**WHAT IS BEING ASKED:**
All of the records below must be reproduced exactly, minus any pictures.

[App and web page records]

== == ==

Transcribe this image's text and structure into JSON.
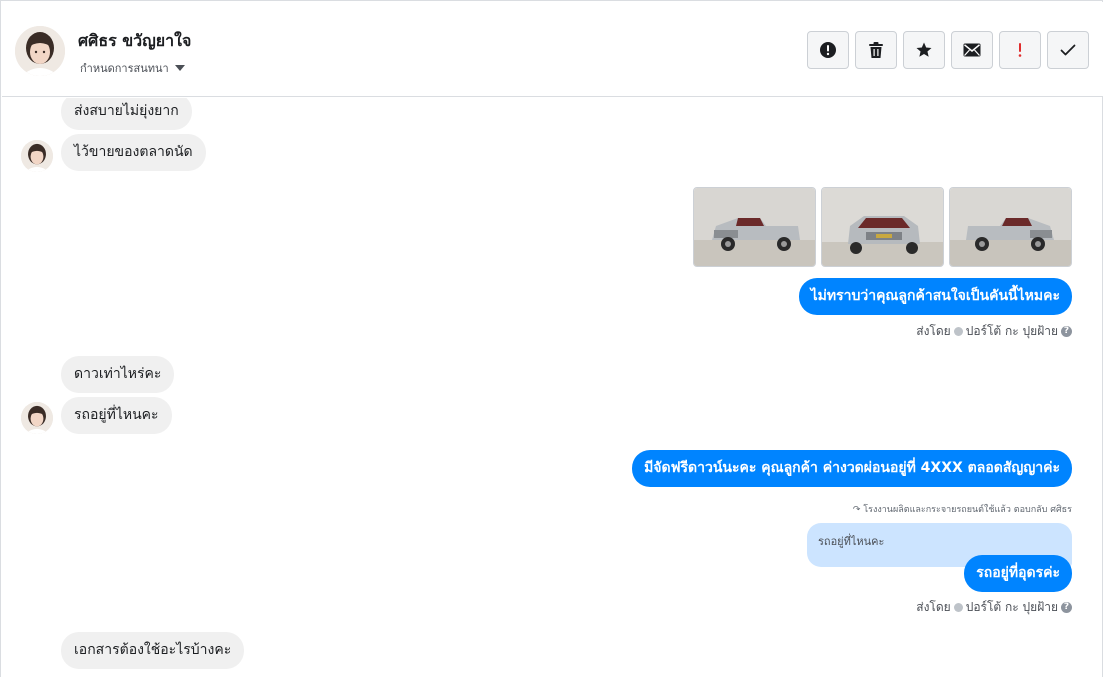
{
  "header": {
    "contact_name": "ศศิธร ขวัญยาใจ",
    "subtitle": "กำหนดการสนทนา",
    "toolbar": [
      {
        "icon": "alert-circle-icon",
        "action": "report"
      },
      {
        "icon": "trash-icon",
        "action": "delete"
      },
      {
        "icon": "star-icon",
        "action": "star"
      },
      {
        "icon": "envelope-icon",
        "action": "mark-unread"
      },
      {
        "icon": "exclamation-icon",
        "action": "mark-spam"
      },
      {
        "icon": "checkmark-icon",
        "action": "mark-done"
      }
    ]
  },
  "messages": {
    "in_1": "ส่งสบายไม่ยุ่งยาก",
    "in_2": "ไว้ขายของตลาดนัด",
    "photos": [
      "truck-front-left-photo",
      "truck-front-photo",
      "truck-front-right-photo"
    ],
    "out_1": "ไม่ทราบว่าคุณลูกค้าสนใจเป็นคันนี้ไหมคะ",
    "sent_by_1": {
      "prefix": "ส่งโดย",
      "name": "ปอร์โต้ กะ ปุยฝ้าย"
    },
    "in_3": "ดาวเท่าไหร่คะ",
    "in_4": "รถอยู่ที่ไหนคะ",
    "out_2": "มีจัดฟรีดาวน์นะคะ คุณลูกค้า ค่างวดผ่อนอยู่ที่ 4XXX ตลอดสัญญาค่ะ",
    "reply_note": "โรงงานผลิตและกระจายรถยนต์ใช้แล้ว ตอบกลับ ศศิธร",
    "quoted_text": "รถอยู่ที่ไหนคะ",
    "out_3": "รถอยู่ที่อุดรค่ะ",
    "sent_by_2": {
      "prefix": "ส่งโดย",
      "name": "ปอร์โต้ กะ ปุยฝ้าย"
    },
    "in_5": "เอกสารต้องใช้อะไรบ้างคะ"
  },
  "colors": {
    "outgoing_bubble": "#0084ff",
    "incoming_bubble": "#f0f0f0",
    "quoted_bubble": "#cce4ff",
    "spam_red": "#e02d2d"
  }
}
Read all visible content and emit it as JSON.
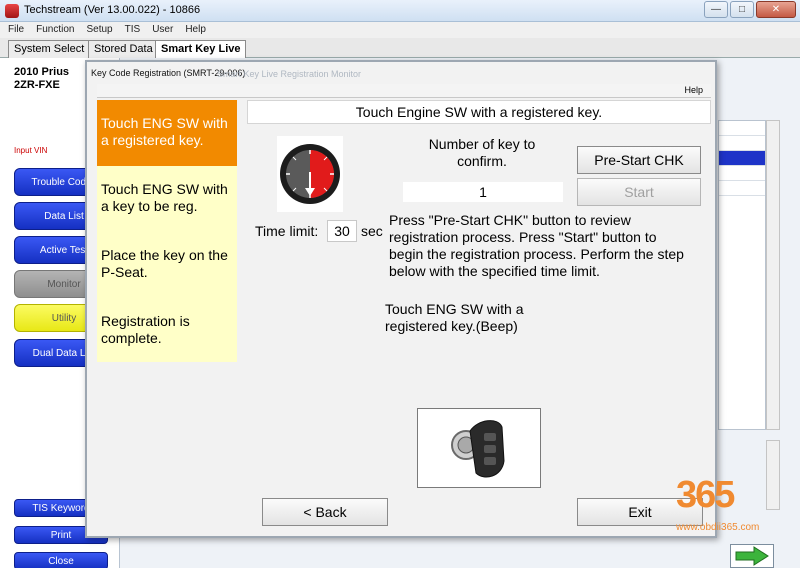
{
  "window": {
    "title": "Techstream (Ver 13.00.022) - 10866",
    "controls": [
      "minimize",
      "maximize",
      "close"
    ]
  },
  "menu": [
    "File",
    "Function",
    "Setup",
    "TIS",
    "User",
    "Help"
  ],
  "tabs": [
    {
      "label": "System Select",
      "active": false
    },
    {
      "label": "Stored Data",
      "active": false
    },
    {
      "label": "Smart Key Live",
      "active": true
    }
  ],
  "vehicle": {
    "model": "2010 Prius",
    "engine": "2ZR-FXE"
  },
  "sidebar": {
    "input_vin": "Input VIN",
    "items": [
      {
        "label": "Trouble Codes",
        "style": "blue"
      },
      {
        "label": "Data List",
        "style": "blue"
      },
      {
        "label": "Active Test",
        "style": "blue"
      },
      {
        "label": "Monitor",
        "style": "grey"
      },
      {
        "label": "Utility",
        "style": "yellow"
      },
      {
        "label": "Dual Data List",
        "style": "blue"
      }
    ],
    "bottom": [
      {
        "label": "TIS Keyword"
      },
      {
        "label": "Print"
      },
      {
        "label": "Close"
      }
    ]
  },
  "dialog": {
    "title": "Key Code Registration (SMRT-29-006)",
    "ghost_title": "Smart Key Live   Registration   Monitor",
    "help": "Help",
    "header": "Touch Engine SW with a registered key.",
    "steps": [
      {
        "label": "Touch ENG SW with a registered key.",
        "active": true
      },
      {
        "label": "Touch ENG SW with a key to be reg.",
        "active": false
      },
      {
        "label": "Place the key on the P-Seat.",
        "active": false
      },
      {
        "label": "Registration is complete.",
        "active": false
      }
    ],
    "time_limit_label": "Time limit:",
    "time_limit_value": "30",
    "time_unit": "sec",
    "num_key_label": "Number of key to confirm.",
    "num_key_value": "1",
    "prestart_button": "Pre-Start CHK",
    "start_button": "Start",
    "instructions": "Press \"Pre-Start CHK\" button to review registration process. Press \"Start\" button to begin the registration process. Perform the step below with the specified time limit.",
    "substep": "Touch ENG SW with a registered key.(Beep)",
    "back_button": "< Back",
    "exit_button": "Exit"
  },
  "watermark": {
    "digits": "365",
    "url": "www.obdii365.com"
  },
  "colors": {
    "active_step": "#f28a00",
    "step_bg": "#ffffc8",
    "nav_blue": "#1e36d6",
    "gauge_red": "#e11b1b"
  }
}
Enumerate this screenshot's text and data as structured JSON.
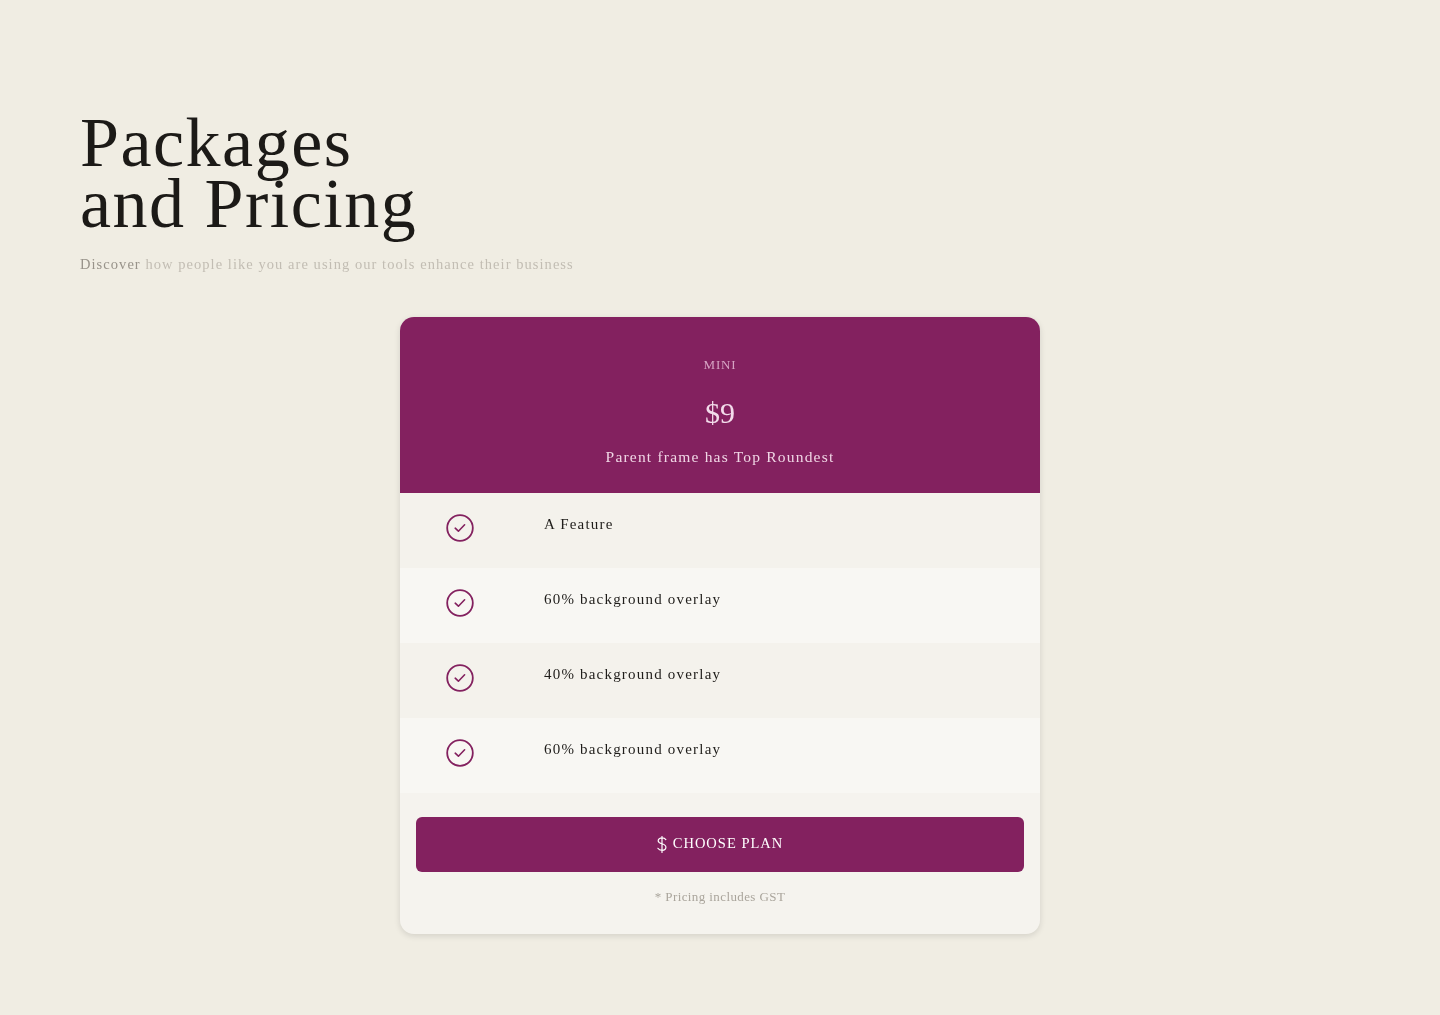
{
  "heading": {
    "lines": [
      "Packages",
      "and Pricing"
    ]
  },
  "subtitle": {
    "lead": "Discover",
    "text": "how people like you are using our tools enhance their business"
  },
  "plan": {
    "name": "MINI",
    "price": "$9",
    "note": "Parent frame has Top Roundest",
    "features": [
      "A Feature",
      "60% background overlay",
      "40% background overlay",
      "60% background overlay"
    ],
    "button": "CHOOSE PLAN",
    "footnote": "* Pricing includes GST"
  }
}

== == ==

**RESULT OF THIS EXERCISE:**
Transcribe this image's text and structure into JSON.
{
  "header": {
    "contact_name": "ศศิธร ขวัญยาใจ",
    "subtitle": "กำหนดการสนทนา",
    "toolbar": [
      {
        "icon": "alert-circle-icon",
        "action": "report"
      },
      {
        "icon": "trash-icon",
        "action": "delete"
      },
      {
        "icon": "star-icon",
        "action": "star"
      },
      {
        "icon": "envelope-icon",
        "action": "mark-unread"
      },
      {
        "icon": "exclamation-icon",
        "action": "mark-spam"
      },
      {
        "icon": "checkmark-icon",
        "action": "mark-done"
      }
    ]
  },
  "messages": {
    "in_1": "ส่งสบายไม่ยุ่งยาก",
    "in_2": "ไว้ขายของตลาดนัด",
    "photos": [
      "truck-front-left-photo",
      "truck-front-photo",
      "truck-front-right-photo"
    ],
    "out_1": "ไม่ทราบว่าคุณลูกค้าสนใจเป็นคันนี้ไหมคะ",
    "sent_by_1": {
      "prefix": "ส่งโดย",
      "name": "ปอร์โต้ กะ ปุยฝ้าย"
    },
    "in_3": "ดาวเท่าไหร่คะ",
    "in_4": "รถอยู่ที่ไหนคะ",
    "out_2": "มีจัดฟรีดาวน์นะคะ คุณลูกค้า ค่างวดผ่อนอยู่ที่ 4XXX ตลอดสัญญาค่ะ",
    "reply_note": "โรงงานผลิตและกระจายรถยนต์ใช้แล้ว ตอบกลับ ศศิธร",
    "quoted_text": "รถอยู่ที่ไหนคะ",
    "out_3": "รถอยู่ที่อุดรค่ะ",
    "sent_by_2": {
      "prefix": "ส่งโดย",
      "name": "ปอร์โต้ กะ ปุยฝ้าย"
    },
    "in_5": "เอกสารต้องใช้อะไรบ้างคะ"
  },
  "colors": {
    "outgoing_bubble": "#0084ff",
    "incoming_bubble": "#f0f0f0",
    "quoted_bubble": "#cce4ff",
    "spam_red": "#e02d2d"
  }
}
Read all visible content and emit it as JSON.
{
  "window": {
    "title": "Techstream (Ver 13.00.022) - 10866",
    "controls": [
      "minimize",
      "maximize",
      "close"
    ]
  },
  "menu": [
    "File",
    "Function",
    "Setup",
    "TIS",
    "User",
    "Help"
  ],
  "tabs": [
    {
      "label": "System Select",
      "active": false
    },
    {
      "label": "Stored Data",
      "active": false
    },
    {
      "label": "Smart Key Live",
      "active": true
    }
  ],
  "vehicle": {
    "model": "2010 Prius",
    "engine": "2ZR-FXE"
  },
  "sidebar": {
    "input_vin": "Input VIN",
    "items": [
      {
        "label": "Trouble Codes",
        "style": "blue"
      },
      {
        "label": "Data List",
        "style": "blue"
      },
      {
        "label": "Active Test",
        "style": "blue"
      },
      {
        "label": "Monitor",
        "style": "grey"
      },
      {
        "label": "Utility",
        "style": "yellow"
      },
      {
        "label": "Dual Data List",
        "style": "blue"
      }
    ],
    "bottom": [
      {
        "label": "TIS Keyword"
      },
      {
        "label": "Print"
      },
      {
        "label": "Close"
      }
    ]
  },
  "dialog": {
    "title": "Key Code Registration (SMRT-29-006)",
    "ghost_title": "Smart Key Live   Registration   Monitor",
    "help": "Help",
    "header": "Touch Engine SW with a registered key.",
    "steps": [
      {
        "label": "Touch ENG SW with a registered key.",
        "active": true
      },
      {
        "label": "Touch ENG SW with a key to be reg.",
        "active": false
      },
      {
        "label": "Place the key on the P-Seat.",
        "active": false
      },
      {
        "label": "Registration is complete.",
        "active": false
      }
    ],
    "time_limit_label": "Time limit:",
    "time_limit_value": "30",
    "time_unit": "sec",
    "num_key_label": "Number of key to confirm.",
    "num_key_value": "1",
    "prestart_button": "Pre-Start CHK",
    "start_button": "Start",
    "instructions": "Press \"Pre-Start CHK\" button to review registration process. Press \"Start\" button to begin the registration process. Perform the step below with the specified time limit.",
    "substep": "Touch ENG SW with a registered key.(Beep)",
    "back_button": "< Back",
    "exit_button": "Exit"
  },
  "watermark": {
    "digits": "365",
    "url": "www.obdii365.com"
  },
  "colors": {
    "active_step": "#f28a00",
    "step_bg": "#ffffc8",
    "nav_blue": "#1e36d6",
    "gauge_red": "#e11b1b"
  }
}
Enumerate this screenshot's text and data as structured JSON.
{
  "heading": {
    "lines": [
      "Packages",
      "and Pricing"
    ]
  },
  "subtitle": {
    "lead": "Discover",
    "text": "how people like you are using our tools enhance their business"
  },
  "plan": {
    "name": "MINI",
    "price": "$9",
    "note": "Parent frame has Top Roundest",
    "features": [
      "A Feature",
      "60% background overlay",
      "40% background overlay",
      "60% background overlay"
    ],
    "button": "CHOOSE PLAN",
    "footnote": "* Pricing includes GST"
  }
}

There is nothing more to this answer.